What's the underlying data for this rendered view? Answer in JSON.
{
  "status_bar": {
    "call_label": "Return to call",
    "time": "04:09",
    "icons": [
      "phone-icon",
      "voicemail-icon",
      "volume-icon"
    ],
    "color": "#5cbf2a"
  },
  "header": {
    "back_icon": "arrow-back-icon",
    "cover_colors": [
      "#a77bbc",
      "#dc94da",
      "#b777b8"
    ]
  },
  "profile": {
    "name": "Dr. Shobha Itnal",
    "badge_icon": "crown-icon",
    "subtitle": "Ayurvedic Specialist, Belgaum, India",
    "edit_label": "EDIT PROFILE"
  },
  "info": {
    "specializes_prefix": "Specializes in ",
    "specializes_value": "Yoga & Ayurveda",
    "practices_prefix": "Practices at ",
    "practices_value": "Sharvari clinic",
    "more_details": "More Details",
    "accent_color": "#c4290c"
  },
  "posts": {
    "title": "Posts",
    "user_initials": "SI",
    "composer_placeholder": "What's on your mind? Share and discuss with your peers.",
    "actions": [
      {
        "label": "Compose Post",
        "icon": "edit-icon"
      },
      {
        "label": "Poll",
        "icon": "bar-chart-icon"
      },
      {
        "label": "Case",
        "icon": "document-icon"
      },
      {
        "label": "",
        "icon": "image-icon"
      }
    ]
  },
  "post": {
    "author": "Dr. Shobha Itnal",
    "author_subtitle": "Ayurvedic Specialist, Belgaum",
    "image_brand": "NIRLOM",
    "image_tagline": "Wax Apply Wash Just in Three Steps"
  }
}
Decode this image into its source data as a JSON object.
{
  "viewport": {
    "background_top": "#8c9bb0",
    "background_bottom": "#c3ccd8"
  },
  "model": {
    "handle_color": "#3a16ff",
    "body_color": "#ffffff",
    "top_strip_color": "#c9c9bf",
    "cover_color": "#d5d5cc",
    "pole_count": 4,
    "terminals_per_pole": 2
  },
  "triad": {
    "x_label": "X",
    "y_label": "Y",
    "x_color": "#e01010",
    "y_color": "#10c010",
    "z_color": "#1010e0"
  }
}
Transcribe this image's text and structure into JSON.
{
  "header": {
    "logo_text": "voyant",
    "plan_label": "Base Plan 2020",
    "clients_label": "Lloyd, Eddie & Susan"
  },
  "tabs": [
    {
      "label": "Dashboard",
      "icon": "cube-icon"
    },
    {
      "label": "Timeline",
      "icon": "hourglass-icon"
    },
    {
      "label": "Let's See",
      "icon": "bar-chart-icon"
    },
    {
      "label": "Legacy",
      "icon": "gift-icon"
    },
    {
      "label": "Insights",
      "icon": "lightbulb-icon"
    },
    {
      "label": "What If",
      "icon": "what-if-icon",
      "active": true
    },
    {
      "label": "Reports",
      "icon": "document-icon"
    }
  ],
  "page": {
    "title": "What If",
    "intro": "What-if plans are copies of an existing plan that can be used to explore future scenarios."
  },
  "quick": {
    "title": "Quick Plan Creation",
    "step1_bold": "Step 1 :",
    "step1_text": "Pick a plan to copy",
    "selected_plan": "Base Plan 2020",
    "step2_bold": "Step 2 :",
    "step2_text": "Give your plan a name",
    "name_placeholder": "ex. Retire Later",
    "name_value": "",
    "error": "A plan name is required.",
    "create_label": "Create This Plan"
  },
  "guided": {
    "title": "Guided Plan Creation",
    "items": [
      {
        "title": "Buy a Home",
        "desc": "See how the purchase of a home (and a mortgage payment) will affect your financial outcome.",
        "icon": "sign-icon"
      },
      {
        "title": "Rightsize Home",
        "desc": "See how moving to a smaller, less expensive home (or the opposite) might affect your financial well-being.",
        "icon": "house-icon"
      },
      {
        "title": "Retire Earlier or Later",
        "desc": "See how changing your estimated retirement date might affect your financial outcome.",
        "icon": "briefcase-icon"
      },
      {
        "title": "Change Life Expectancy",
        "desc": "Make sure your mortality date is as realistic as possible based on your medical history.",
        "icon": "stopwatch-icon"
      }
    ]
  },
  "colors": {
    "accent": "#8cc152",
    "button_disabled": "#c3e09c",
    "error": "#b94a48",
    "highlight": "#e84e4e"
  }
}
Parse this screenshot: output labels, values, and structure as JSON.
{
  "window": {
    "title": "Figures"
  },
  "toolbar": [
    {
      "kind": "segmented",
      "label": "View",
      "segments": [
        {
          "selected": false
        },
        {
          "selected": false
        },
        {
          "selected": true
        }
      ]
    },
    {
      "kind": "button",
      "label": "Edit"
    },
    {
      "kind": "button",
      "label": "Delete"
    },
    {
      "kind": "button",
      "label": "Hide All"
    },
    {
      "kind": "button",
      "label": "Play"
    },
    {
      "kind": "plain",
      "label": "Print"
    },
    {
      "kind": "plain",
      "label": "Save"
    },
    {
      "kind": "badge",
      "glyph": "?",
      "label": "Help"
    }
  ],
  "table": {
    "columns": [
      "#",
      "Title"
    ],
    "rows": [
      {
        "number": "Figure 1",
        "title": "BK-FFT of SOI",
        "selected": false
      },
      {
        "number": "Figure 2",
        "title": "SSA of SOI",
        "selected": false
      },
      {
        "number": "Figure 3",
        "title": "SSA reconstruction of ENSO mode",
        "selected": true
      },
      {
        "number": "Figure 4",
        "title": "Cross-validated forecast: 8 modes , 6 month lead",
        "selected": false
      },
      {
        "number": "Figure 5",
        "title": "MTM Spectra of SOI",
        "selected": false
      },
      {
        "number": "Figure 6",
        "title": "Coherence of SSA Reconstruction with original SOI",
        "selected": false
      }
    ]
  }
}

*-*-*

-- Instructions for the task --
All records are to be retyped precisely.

-- Exercise solution --
What's the underlying data for this rendered view? Answer in JSON.
{
  "status_bar": {
    "call_label": "Return to call",
    "time": "04:09",
    "icons": [
      "phone-icon",
      "voicemail-icon",
      "volume-icon"
    ],
    "color": "#5cbf2a"
  },
  "header": {
    "back_icon": "arrow-back-icon",
    "cover_colors": [
      "#a77bbc",
      "#dc94da",
      "#b777b8"
    ]
  },
  "profile": {
    "name": "Dr. Shobha Itnal",
    "badge_icon": "crown-icon",
    "subtitle": "Ayurvedic Specialist, Belgaum, India",
    "edit_label": "EDIT PROFILE"
  },
  "info": {
    "specializes_prefix": "Specializes in ",
    "specializes_value": "Yoga & Ayurveda",
    "practices_prefix": "Practices at ",
    "practices_value": "Sharvari clinic",
    "more_details": "More Details",
    "accent_color": "#c4290c"
  },
  "posts": {
    "title": "Posts",
    "user_initials": "SI",
    "composer_placeholder": "What's on your mind? Share and discuss with your peers.",
    "actions": [
      {
        "label": "Compose Post",
        "icon": "edit-icon"
      },
      {
        "label": "Poll",
        "icon": "bar-chart-icon"
      },
      {
        "label": "Case",
        "icon": "document-icon"
      },
      {
        "label": "",
        "icon": "image-icon"
      }
    ]
  },
  "post": {
    "author": "Dr. Shobha Itnal",
    "author_subtitle": "Ayurvedic Specialist, Belgaum",
    "image_brand": "NIRLOM",
    "image_tagline": "Wax Apply Wash Just in Three Steps"
  }
}
Decode this image into its source data as a JSON object.
{
  "viewport": {
    "background_top": "#8c9bb0",
    "background_bottom": "#c3ccd8"
  },
  "model": {
    "handle_color": "#3a16ff",
    "body_color": "#ffffff",
    "top_strip_color": "#c9c9bf",
    "cover_color": "#d5d5cc",
    "pole_count": 4,
    "terminals_per_pole": 2
  },
  "triad": {
    "x_label": "X",
    "y_label": "Y",
    "x_color": "#e01010",
    "y_color": "#10c010",
    "z_color": "#1010e0"
  }
}
Transcribe this image's text and structure into JSON.
{
  "header": {
    "logo_text": "voyant",
    "plan_label": "Base Plan 2020",
    "clients_label": "Lloyd, Eddie & Susan"
  },
  "tabs": [
    {
      "label": "Dashboard",
      "icon": "cube-icon"
    },
    {
      "label": "Timeline",
      "icon": "hourglass-icon"
    },
    {
      "label": "Let's See",
      "icon": "bar-chart-icon"
    },
    {
      "label": "Legacy",
      "icon": "gift-icon"
    },
    {
      "label": "Insights",
      "icon": "lightbulb-icon"
    },
    {
      "label": "What If",
      "icon": "what-if-icon",
      "active": true
    },
    {
      "label": "Reports",
      "icon": "document-icon"
    }
  ],
  "page": {
    "title": "What If",
    "intro": "What-if plans are copies of an existing plan that can be used to explore future scenarios."
  },
  "quick": {
    "title": "Quick Plan Creation",
    "step1_bold": "Step 1 :",
    "step1_text": "Pick a plan to copy",
    "selected_plan": "Base Plan 2020",
    "step2_bold": "Step 2 :",
    "step2_text": "Give your plan a name",
    "name_placeholder": "ex. Retire Later",
    "name_value": "",
    "error": "A plan name is required.",
    "create_label": "Create This Plan"
  },
  "guided": {
    "title": "Guided Plan Creation",
    "items": [
      {
        "title": "Buy a Home",
        "desc": "See how the purchase of a home (and a mortgage payment) will affect your financial outcome.",
        "icon": "sign-icon"
      },
      {
        "title": "Rightsize Home",
        "desc": "See how moving to a smaller, less expensive home (or the opposite) might affect your financial well-being.",
        "icon": "house-icon"
      },
      {
        "title": "Retire Earlier or Later",
        "desc": "See how changing your estimated retirement date might affect your financial outcome.",
        "icon": "briefcase-icon"
      },
      {
        "title": "Change Life Expectancy",
        "desc": "Make sure your mortality date is as realistic as possible based on your medical history.",
        "icon": "stopwatch-icon"
      }
    ]
  },
  "colors": {
    "accent": "#8cc152",
    "button_disabled": "#c3e09c",
    "error": "#b94a48",
    "highlight": "#e84e4e"
  }
}
Parse this screenshot: output labels, values, and structure as JSON.
{
  "window": {
    "title": "Figures"
  },
  "toolbar": [
    {
      "kind": "segmented",
      "label": "View",
      "segments": [
        {
          "selected": false
        },
        {
          "selected": false
        },
        {
          "selected": true
        }
      ]
    },
    {
      "kind": "button",
      "label": "Edit"
    },
    {
      "kind": "button",
      "label": "Delete"
    },
    {
      "kind": "button",
      "label": "Hide All"
    },
    {
      "kind": "button",
      "label": "Play"
    },
    {
      "kind": "plain",
      "label": "Print"
    },
    {
      "kind": "plain",
      "label": "Save"
    },
    {
      "kind": "badge",
      "glyph": "?",
      "label": "Help"
    }
  ],
  "table": {
    "columns": [
      "#",
      "Title"
    ],
    "rows": [
      {
        "number": "Figure 1",
        "title": "BK-FFT of SOI",
        "selected": false
      },
      {
        "number": "Figure 2",
        "title": "SSA of SOI",
        "selected": false
      },
      {
        "number": "Figure 3",
        "title": "SSA reconstruction of ENSO mode",
        "selected": true
      },
      {
        "number": "Figure 4",
        "title": "Cross-validated forecast: 8 modes , 6 month lead",
        "selected": false
      },
      {
        "number": "Figure 5",
        "title": "MTM Spectra of SOI",
        "selected": false
      },
      {
        "number": "Figure 6",
        "title": "Coherence of SSA Reconstruction with original SOI",
        "selected": false
      }
    ]
  }
}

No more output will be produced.